Expanding the Chain of Community Gardens at Civil War Defenses of Washington
by Deb Merriam
More than 275 garden plots are offered at the Civil War Defenses of Washington sites. These gardens are an important connection between the local community and the National Parks Service. As we think about our project we can think about expanding the connection of producing healthy food for and by the local community. The Second Century Commission report calls for increasing lifelong learning within the parks and beyond and enhancing community conservation and local initiatives to preserve distinctive heritage resources. Community based agriculture is a great way to further this goal.
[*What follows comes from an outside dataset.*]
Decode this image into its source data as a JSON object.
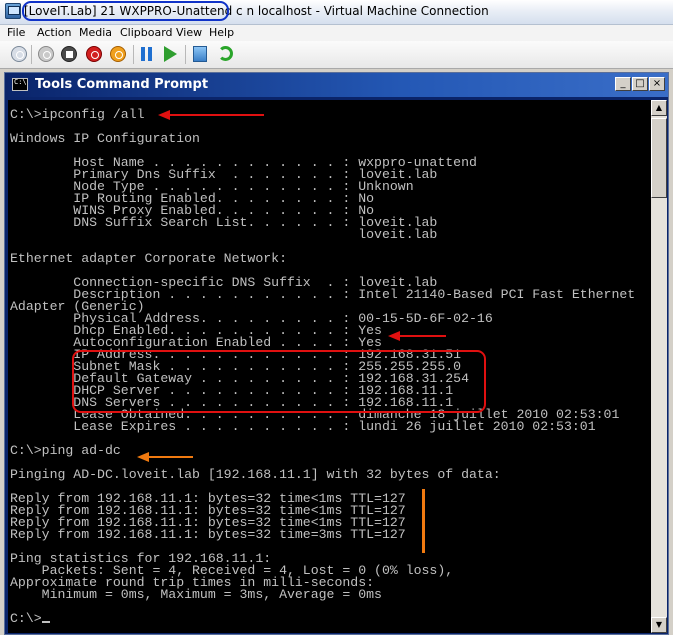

Community gardens in public parks have a long history but became particularly prominent during World War ll. In Boston, Massachusetts, part of Olmsted’s Emerald Necklace, Community Gardens locally known as the Fenway Victory Gardens represent the nation’s last remaining of the original victory gardens created nationwide during World War II. At that time, demands for food exports to the nation’s armed forces in Europe and the Pacific caused rationing and shortages for those back home in the States. In response, President Roosevelt called for Americans to grow more vegetables. The City of Boston established 49 areas (including the Boston Common and the Public Gardens!) as “victory gardens” for citizens to grow vegetables and herbs.The gardens are named for Richard D. Parker, a member of the original garden organizing committee. Mr. Parker was instrumental in the preservation of the gardens against various attempts to develop the Fens parkland for other purposes. Mr. Parker gardened until his death in 1975. Thanks to his efforts, the gardens are now an official Boston Historic Landmark.
These gardens are not only a wonderful resource for the surrounding community but a popular tourist destination as well. These tiny garden plots each have a personal stamp of their individual caretakers creating a wonderful quilt of flowers, vegetables, trees and shrubs. Often gardeners welcome visitors to explore their plots and share stories.
Community gardens can:
Provide a catalyst for neighborhood and community development
Stimulate Social Interaction
Produce Nutritious Food
Reduce Family Food Budgets
Create opportunity for recreation, exercise, therapy, and education
Preserve Green Space
Create income opportunities and economic development
Reduce city heat from streets and parking lots
Provides opportunities for intergenerational and cross-cultural connections